» **TASK STATEMENT**
All lines in the records below that hold "facilitator" are to be shown.

DATA below:

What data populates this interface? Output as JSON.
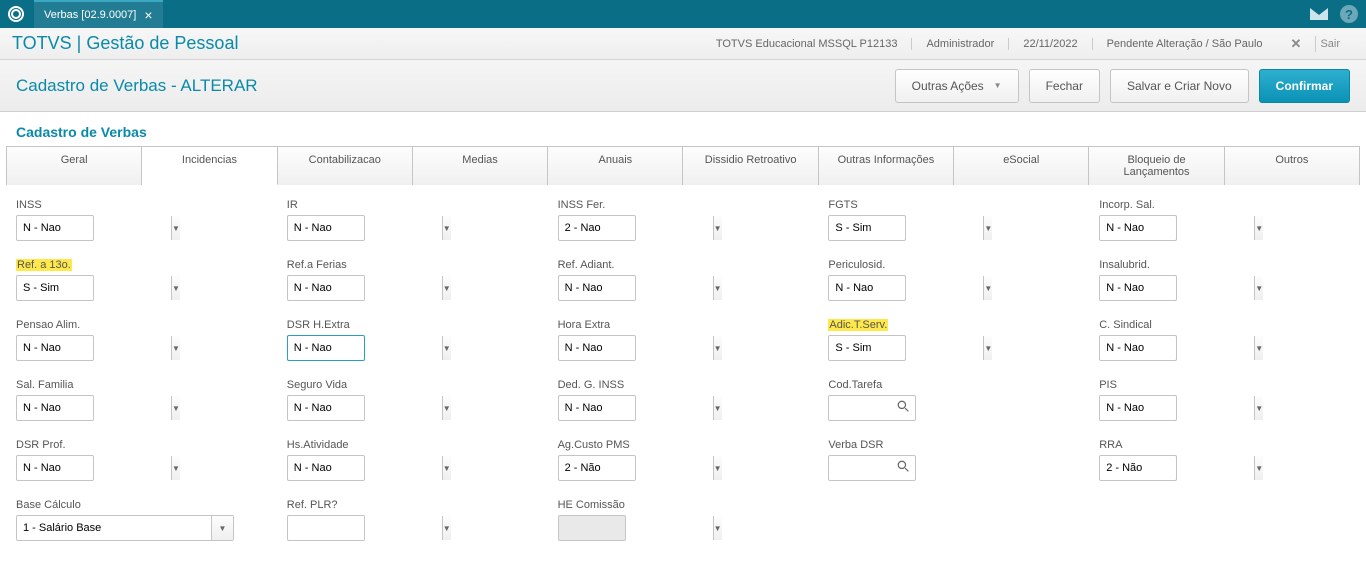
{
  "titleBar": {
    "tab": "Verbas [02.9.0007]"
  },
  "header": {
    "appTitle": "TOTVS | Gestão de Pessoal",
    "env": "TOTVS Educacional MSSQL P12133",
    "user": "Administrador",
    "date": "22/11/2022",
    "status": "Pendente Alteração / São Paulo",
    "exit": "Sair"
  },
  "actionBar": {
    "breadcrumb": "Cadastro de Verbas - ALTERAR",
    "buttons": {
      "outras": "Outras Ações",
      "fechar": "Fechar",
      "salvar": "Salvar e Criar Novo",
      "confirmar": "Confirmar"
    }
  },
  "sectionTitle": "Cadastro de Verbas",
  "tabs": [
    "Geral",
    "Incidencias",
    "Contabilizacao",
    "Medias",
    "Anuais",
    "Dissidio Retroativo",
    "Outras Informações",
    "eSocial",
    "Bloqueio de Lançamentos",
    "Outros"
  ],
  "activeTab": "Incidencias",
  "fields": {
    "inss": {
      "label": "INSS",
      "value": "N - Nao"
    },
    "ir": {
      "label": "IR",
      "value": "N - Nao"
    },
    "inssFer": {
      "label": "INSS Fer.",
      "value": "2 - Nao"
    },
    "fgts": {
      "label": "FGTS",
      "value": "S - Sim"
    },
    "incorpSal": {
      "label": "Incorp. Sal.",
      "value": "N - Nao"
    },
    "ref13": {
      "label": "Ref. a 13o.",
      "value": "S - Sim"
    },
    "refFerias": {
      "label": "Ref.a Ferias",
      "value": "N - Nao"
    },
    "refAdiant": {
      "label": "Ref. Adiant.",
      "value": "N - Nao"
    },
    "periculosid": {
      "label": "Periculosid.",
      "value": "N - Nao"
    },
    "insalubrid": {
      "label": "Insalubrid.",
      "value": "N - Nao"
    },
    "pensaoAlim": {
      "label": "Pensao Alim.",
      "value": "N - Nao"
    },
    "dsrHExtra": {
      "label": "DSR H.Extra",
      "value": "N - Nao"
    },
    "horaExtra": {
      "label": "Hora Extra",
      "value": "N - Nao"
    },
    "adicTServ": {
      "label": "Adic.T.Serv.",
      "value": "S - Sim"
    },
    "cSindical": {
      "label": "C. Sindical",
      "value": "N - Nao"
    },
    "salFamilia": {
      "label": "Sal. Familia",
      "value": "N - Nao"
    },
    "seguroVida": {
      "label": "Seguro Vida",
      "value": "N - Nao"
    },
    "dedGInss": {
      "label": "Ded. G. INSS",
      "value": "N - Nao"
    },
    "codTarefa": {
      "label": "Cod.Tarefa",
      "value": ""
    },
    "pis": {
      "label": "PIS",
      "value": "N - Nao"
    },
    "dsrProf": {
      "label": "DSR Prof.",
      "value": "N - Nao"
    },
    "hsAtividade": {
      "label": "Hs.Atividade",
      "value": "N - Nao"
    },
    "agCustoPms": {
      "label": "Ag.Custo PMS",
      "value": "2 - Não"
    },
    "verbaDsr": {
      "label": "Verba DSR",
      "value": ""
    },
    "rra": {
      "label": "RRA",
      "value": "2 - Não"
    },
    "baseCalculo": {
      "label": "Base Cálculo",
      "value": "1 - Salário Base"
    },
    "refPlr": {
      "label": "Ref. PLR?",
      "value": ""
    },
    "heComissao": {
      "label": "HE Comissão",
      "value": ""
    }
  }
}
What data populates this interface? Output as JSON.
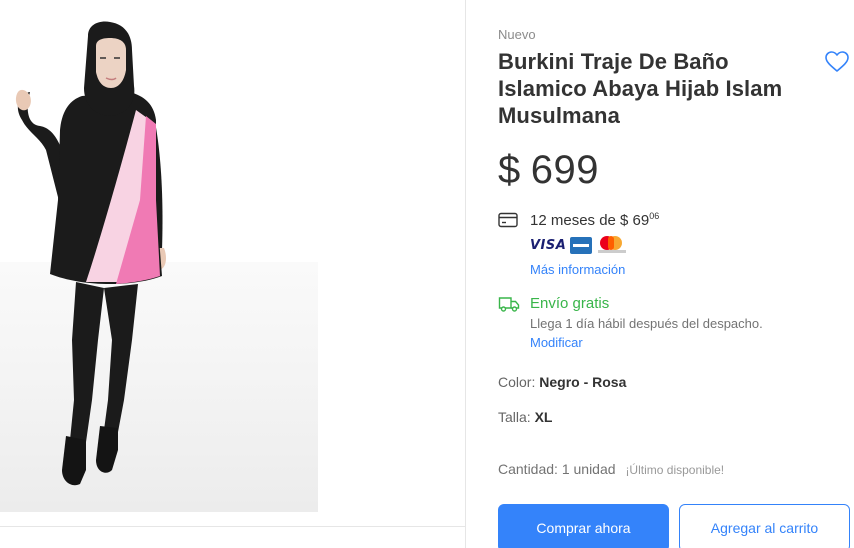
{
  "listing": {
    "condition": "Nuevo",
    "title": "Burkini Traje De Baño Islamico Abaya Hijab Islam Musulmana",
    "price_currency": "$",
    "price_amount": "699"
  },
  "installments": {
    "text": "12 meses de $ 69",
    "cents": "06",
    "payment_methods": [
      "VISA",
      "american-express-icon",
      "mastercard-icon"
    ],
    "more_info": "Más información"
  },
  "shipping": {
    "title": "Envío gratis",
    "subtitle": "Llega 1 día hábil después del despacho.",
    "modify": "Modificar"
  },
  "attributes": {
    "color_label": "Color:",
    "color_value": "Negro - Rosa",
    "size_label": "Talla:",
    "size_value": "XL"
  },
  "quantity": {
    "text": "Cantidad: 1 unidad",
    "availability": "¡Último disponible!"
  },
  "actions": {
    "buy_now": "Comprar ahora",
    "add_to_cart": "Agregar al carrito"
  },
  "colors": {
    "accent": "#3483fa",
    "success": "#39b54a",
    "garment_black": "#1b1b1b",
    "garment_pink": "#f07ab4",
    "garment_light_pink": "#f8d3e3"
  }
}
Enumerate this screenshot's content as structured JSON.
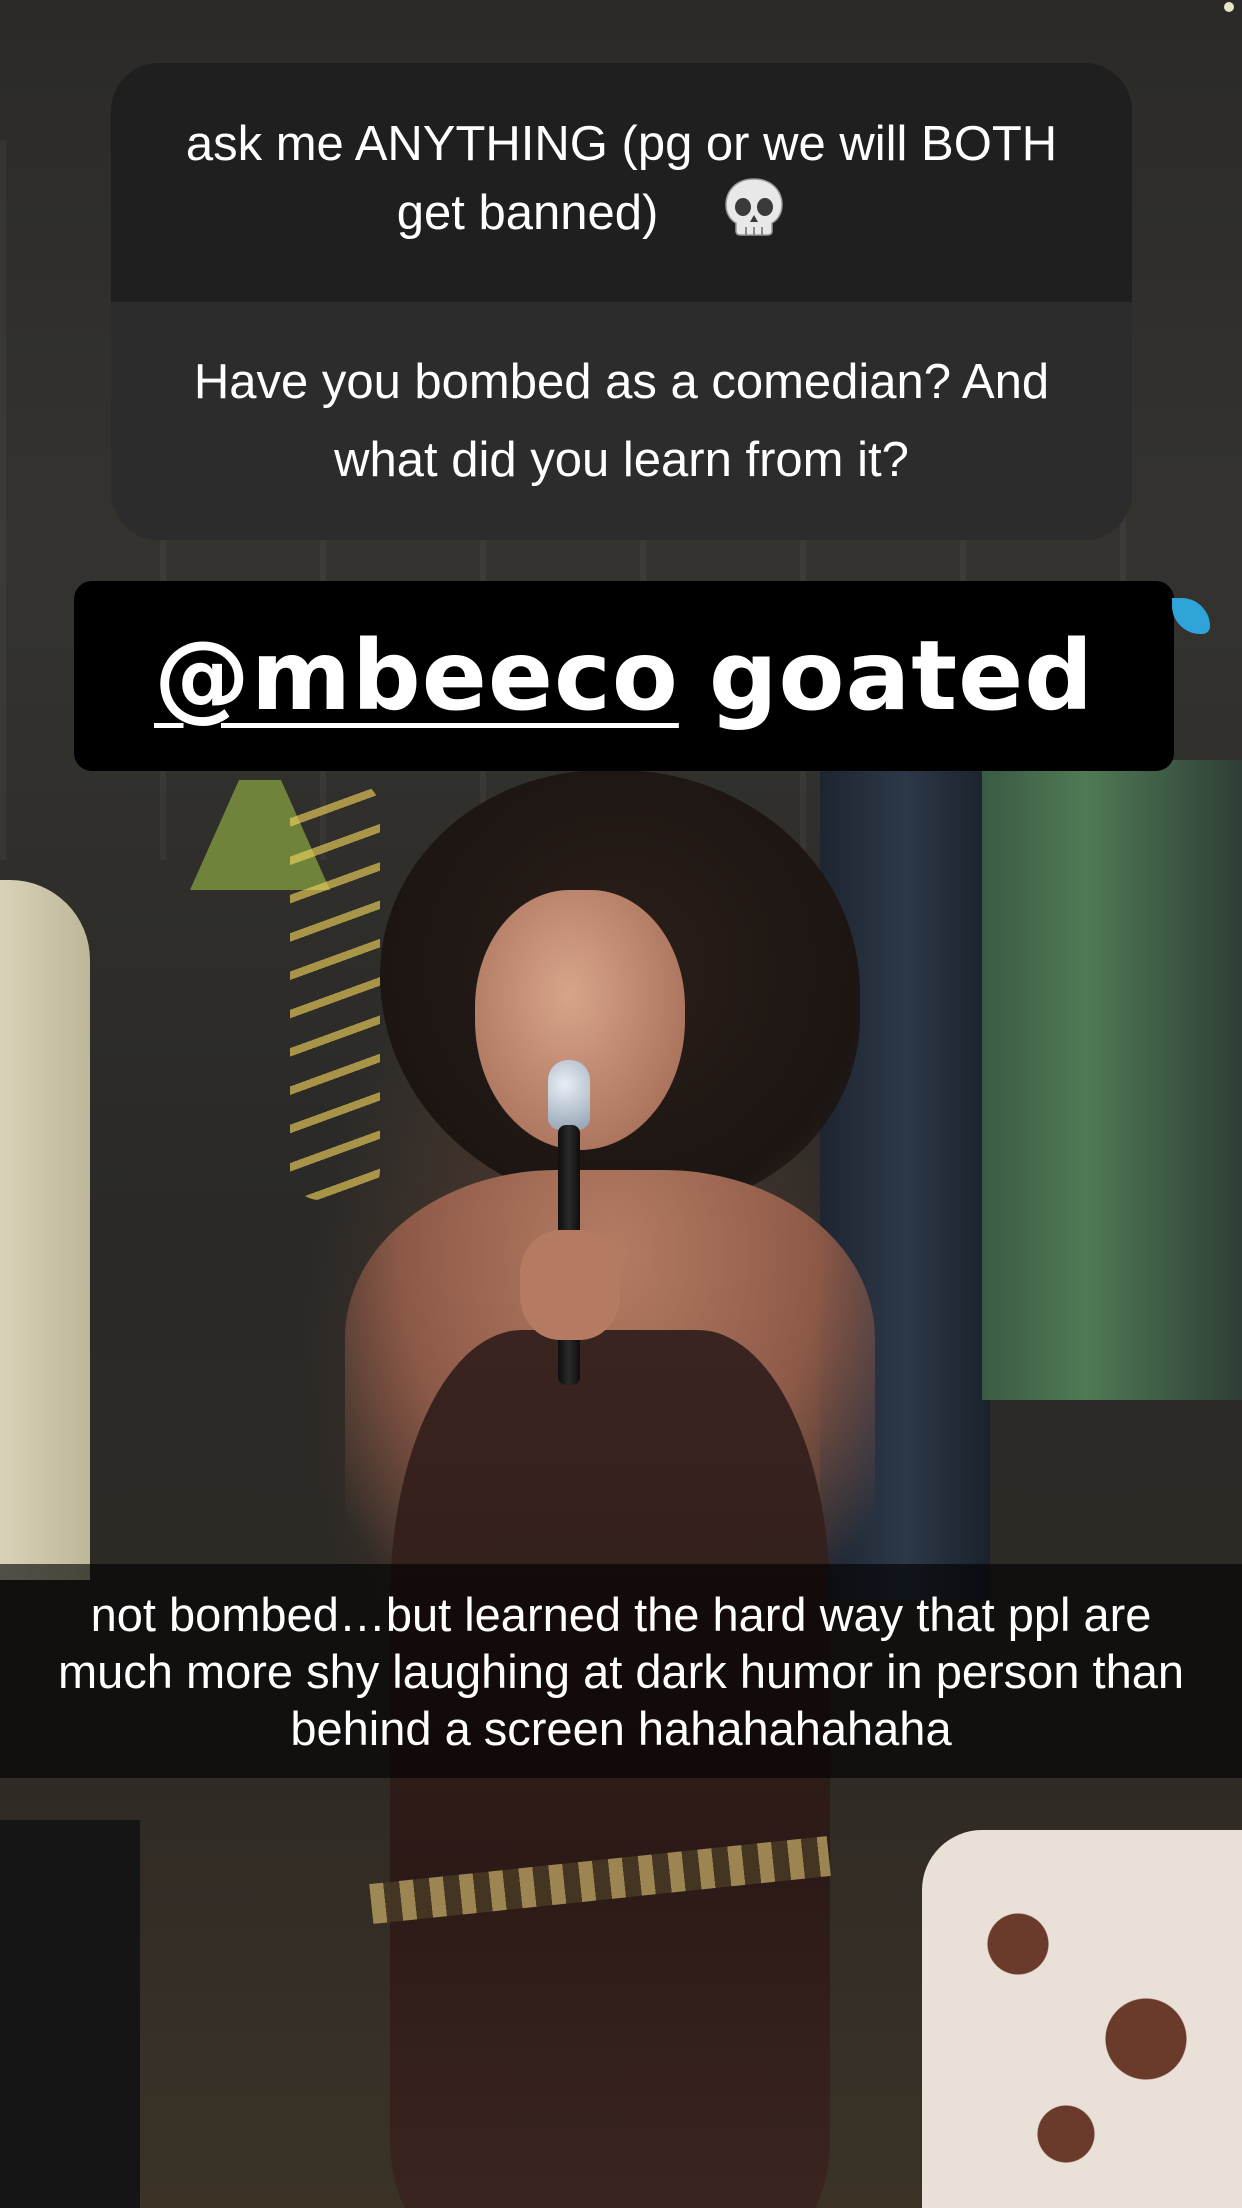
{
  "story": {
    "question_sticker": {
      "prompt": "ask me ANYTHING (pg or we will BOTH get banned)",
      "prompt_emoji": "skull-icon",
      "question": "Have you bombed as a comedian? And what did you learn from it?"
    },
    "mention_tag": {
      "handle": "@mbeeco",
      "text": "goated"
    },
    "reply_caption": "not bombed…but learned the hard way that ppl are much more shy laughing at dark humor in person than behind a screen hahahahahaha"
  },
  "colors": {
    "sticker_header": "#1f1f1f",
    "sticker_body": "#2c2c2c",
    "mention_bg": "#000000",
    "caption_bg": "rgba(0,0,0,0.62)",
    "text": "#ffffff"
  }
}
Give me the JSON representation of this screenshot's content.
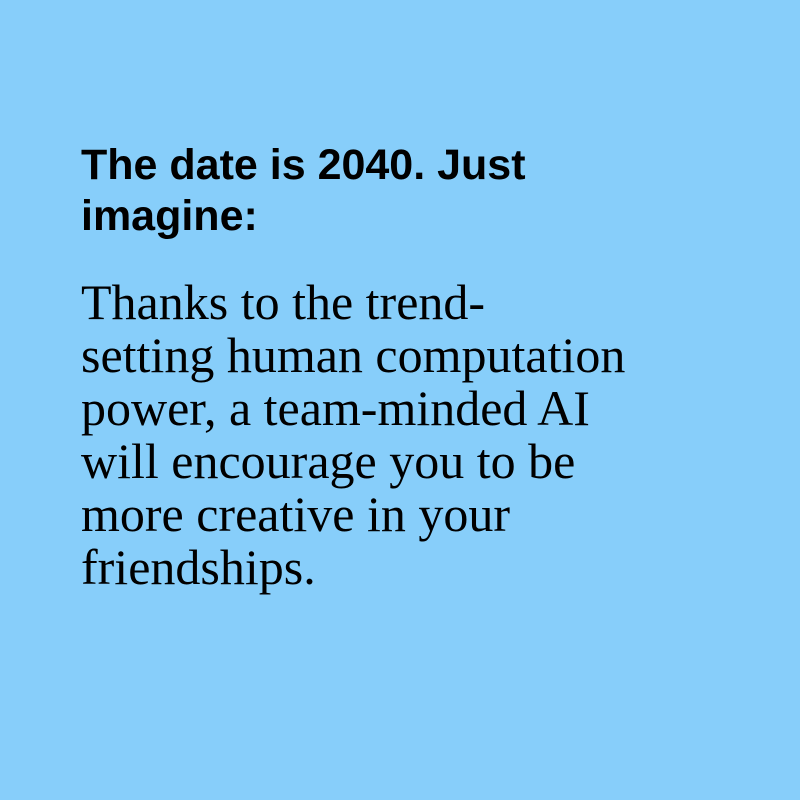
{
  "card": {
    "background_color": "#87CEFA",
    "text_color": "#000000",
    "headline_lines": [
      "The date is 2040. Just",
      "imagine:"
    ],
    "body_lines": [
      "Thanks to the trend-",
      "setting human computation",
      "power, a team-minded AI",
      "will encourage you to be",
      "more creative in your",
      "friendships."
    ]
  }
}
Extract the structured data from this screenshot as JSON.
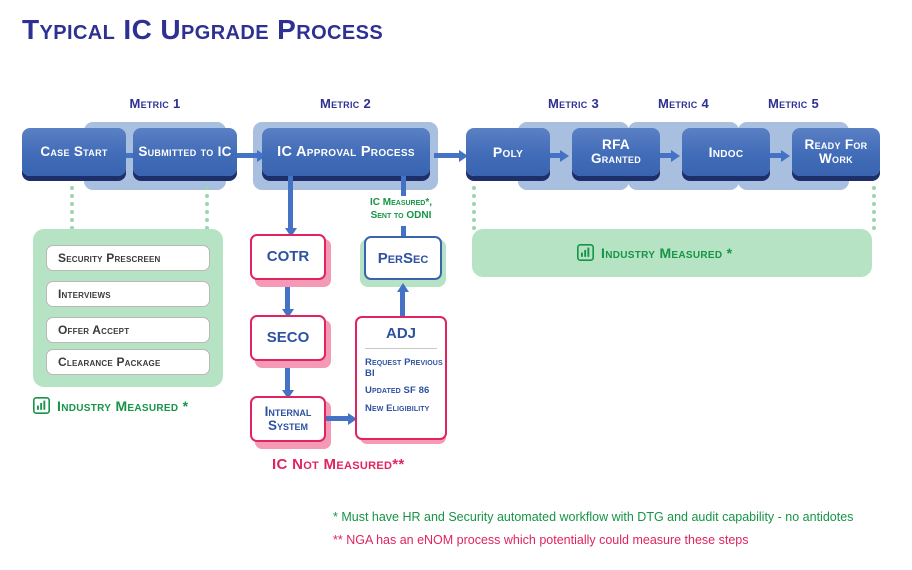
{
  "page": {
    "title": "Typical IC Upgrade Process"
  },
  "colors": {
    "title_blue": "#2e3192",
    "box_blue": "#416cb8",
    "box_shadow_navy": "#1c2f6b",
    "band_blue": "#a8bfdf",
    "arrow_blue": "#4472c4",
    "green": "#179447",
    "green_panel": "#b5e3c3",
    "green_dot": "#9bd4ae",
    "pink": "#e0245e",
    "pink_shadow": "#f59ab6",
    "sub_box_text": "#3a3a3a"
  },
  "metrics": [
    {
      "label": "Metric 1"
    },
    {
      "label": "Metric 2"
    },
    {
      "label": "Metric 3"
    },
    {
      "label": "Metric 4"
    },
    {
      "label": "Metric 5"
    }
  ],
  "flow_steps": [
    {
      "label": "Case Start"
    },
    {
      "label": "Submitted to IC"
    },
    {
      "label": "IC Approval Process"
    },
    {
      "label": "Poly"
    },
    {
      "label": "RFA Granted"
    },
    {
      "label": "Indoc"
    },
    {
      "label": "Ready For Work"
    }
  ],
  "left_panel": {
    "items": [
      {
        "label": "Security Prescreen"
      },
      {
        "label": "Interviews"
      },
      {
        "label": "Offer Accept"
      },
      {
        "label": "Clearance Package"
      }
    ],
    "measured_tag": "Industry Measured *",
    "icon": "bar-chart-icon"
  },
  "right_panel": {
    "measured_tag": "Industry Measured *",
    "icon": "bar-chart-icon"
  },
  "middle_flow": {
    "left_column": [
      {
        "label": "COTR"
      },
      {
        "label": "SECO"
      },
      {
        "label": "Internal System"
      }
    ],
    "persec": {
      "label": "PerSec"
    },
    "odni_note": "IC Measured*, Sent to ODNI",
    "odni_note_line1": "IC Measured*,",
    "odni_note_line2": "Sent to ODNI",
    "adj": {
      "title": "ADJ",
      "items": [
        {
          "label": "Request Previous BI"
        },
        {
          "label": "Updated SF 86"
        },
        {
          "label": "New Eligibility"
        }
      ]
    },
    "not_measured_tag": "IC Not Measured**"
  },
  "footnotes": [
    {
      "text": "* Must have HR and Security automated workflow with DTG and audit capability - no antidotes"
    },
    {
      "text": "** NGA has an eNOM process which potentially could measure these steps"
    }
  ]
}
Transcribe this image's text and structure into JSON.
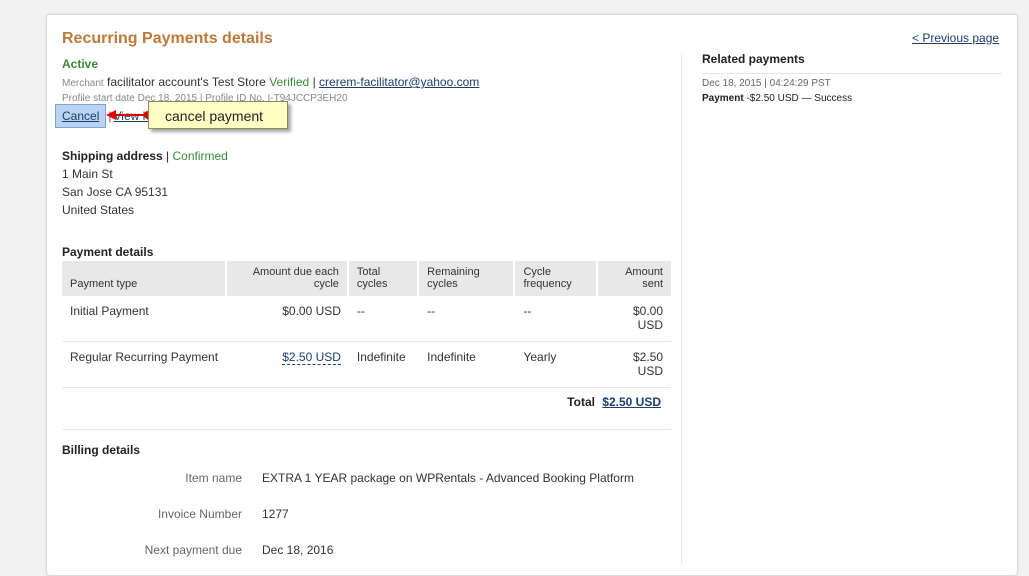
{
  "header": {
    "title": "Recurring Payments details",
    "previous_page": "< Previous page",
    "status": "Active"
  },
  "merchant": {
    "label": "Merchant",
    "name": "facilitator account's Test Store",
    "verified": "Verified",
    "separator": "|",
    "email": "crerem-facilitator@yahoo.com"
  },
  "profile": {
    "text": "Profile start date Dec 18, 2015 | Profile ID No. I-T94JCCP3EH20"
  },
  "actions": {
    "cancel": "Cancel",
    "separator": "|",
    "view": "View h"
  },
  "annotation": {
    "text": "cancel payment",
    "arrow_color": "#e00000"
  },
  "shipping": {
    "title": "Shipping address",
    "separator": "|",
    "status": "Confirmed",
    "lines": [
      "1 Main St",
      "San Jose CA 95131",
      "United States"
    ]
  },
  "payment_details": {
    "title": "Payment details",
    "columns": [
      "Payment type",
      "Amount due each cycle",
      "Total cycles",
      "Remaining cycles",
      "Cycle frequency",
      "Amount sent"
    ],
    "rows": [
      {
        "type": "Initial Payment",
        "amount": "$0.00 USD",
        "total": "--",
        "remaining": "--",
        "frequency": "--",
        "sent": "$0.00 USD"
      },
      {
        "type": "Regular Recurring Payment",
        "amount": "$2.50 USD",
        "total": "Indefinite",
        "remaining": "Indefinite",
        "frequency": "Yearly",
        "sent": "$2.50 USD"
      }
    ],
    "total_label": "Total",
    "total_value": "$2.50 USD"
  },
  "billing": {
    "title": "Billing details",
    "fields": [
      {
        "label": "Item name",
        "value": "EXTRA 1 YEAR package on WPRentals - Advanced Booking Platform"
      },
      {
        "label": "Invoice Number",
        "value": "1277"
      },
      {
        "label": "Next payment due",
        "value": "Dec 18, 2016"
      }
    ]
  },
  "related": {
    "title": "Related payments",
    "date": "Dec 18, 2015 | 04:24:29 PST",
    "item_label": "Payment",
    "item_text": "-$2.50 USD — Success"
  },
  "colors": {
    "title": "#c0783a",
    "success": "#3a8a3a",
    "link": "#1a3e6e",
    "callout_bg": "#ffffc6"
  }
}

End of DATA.

» **OUTPUT FOR THIS EXERCISE**
    "name": "facilitator account's Test Store",
    "email": "crerem-facilitator@yahoo.com"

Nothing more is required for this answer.